With more and more manufacturers now offering a lifetime warranty, it is an issue that many two-wheeled enthusiasts appreciate when considering the purchase of a particular model. Especially in the mid and top ranges. But do you know exactly what is and isn't covered by the warranty on bicycles? We explain it to you so that you don't get any surprises.
The main things you need to know about the bicycle warranty
The warranty is a protection given to consumers against defects and malfunctions of a product they have purchased, as long as these are attributable to the manufacturer or seller. As you probably know, it is sufficient to present the purchase receipt or invoice, without the need for a separate document, so it is important that you keep them (as well as knowing where the serial number is). There are two types of warranty.
The first is the legal one, which until last year was 2 years, and which on January 1st was extended to 3 years. So if you buy a new bike in 2022, it will be covered until the same date in 2025. The other is the commercial warranty, which is the one offered, on top of that, by a certain manufacturer, on a voluntary basis.
In the case of bikes, almost all brands offer it. But it is necessary to read the conditions carefully, because the key here is that the problems are "attributable to the manufacturer". And there are a few more details that we will tell you below and that are important to handle.
What it does not cover: components, wear and tear, paintwork...
Most warranties usually only cover the frame. That's often what the brand has manufactured, while the rest are components. So even if your Trek, for example, has a lifetime warranty, if there is a defect in the derailleur, you can't address it to the American company.
You will have to claim to Shimano, Campagnolo or the manufacturer of the derailleur in question, and that part will probably be covered for the 3 years required by law, but no more. Furthermore, this does not include the so-called 'wear parts' (chain, brake pads, tyres...), which are covered for much shorter periods of a few months.
Furthermore, as we have said, they will only repair or replace the frame if the breakage or defect is due to faults in the materials or in the manufacturing process. Obviously, they will not do so if it has to do with an accident or poor maintenance that you have carried out.

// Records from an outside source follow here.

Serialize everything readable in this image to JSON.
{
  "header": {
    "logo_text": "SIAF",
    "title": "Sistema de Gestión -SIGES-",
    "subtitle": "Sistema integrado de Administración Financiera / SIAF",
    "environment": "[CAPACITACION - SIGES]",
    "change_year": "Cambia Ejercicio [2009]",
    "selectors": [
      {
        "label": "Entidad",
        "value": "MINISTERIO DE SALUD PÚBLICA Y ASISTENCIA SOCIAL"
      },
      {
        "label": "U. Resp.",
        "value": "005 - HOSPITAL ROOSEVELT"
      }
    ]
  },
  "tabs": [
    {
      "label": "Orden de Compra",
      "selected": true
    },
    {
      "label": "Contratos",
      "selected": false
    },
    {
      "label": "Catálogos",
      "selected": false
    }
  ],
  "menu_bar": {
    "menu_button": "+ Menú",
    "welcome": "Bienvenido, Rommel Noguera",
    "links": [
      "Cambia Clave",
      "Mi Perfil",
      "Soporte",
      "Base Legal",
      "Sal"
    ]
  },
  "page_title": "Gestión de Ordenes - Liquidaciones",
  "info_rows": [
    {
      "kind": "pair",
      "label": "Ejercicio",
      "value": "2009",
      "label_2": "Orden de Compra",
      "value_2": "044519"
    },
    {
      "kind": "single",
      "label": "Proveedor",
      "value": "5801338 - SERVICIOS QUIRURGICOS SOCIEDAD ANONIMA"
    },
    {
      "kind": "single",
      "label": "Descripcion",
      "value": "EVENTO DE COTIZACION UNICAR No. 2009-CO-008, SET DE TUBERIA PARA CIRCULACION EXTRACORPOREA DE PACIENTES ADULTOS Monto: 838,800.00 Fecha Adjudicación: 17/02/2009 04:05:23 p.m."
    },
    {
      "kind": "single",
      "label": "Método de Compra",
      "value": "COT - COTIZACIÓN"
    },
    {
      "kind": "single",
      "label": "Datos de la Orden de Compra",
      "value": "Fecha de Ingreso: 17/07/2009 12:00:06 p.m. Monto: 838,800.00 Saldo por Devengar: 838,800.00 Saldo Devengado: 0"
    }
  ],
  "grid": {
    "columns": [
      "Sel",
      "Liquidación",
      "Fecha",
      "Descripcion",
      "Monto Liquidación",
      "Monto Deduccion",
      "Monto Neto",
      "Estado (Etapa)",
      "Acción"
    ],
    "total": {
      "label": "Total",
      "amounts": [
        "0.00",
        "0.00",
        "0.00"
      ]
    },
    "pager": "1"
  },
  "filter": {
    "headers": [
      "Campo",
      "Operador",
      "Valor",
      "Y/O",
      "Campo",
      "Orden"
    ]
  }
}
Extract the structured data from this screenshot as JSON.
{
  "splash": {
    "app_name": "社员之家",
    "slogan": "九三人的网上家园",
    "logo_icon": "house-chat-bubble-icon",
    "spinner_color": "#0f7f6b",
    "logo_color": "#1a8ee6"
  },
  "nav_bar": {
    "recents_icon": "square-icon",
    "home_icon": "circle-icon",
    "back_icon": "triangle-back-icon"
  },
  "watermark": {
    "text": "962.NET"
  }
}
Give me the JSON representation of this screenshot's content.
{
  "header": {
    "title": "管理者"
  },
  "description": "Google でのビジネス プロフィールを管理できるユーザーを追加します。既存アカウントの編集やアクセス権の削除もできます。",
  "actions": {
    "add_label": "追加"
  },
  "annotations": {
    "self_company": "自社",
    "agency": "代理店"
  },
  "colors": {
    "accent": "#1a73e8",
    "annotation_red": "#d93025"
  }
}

More things to bear in mind: in principle, the company will also not take responsibility if you have made modifications, or negligent use of the bike, or if you do not respect the maintenance schedule they set. Even something as seemingly innocent as a paint change voids the warranty on most brands.
In addition, if you sell it to a private individual during the legal warranty period, that person will also be covered, but the commercial warranty is usually only valid for the original purchaser. If it passes into other hands, it will be considered terminated. However, if it is sold second-hand through a dealer, the dealer is obliged to give the new buyer a warranty of at least one year.
Lifetime warranty... is it worth it?
You may have heard that many brands (such as Specialized, Trek, BH, Merida...) already offer lifetime warranty on their frames. And, knowing all of the above, you may wonder if that makes any sense. And the truth is... it depends.
It is never a bad thing to be guaranteed against defects for as long as the bike lasts. Above all, because there is usually no additional cost. On the other hand, it is true that most manufacturing defects become apparent in the first weeks or months of ownership. It would be very rare for us to discover a material defect 6 years after owning it.
Therefore, the 'lifetime' guarantee may be something to consider, but it should not condition our purchase. After all, the minimum imposed by legislation (3 years) is already long enough for us to be fully aware of whether the product we have bought is defective.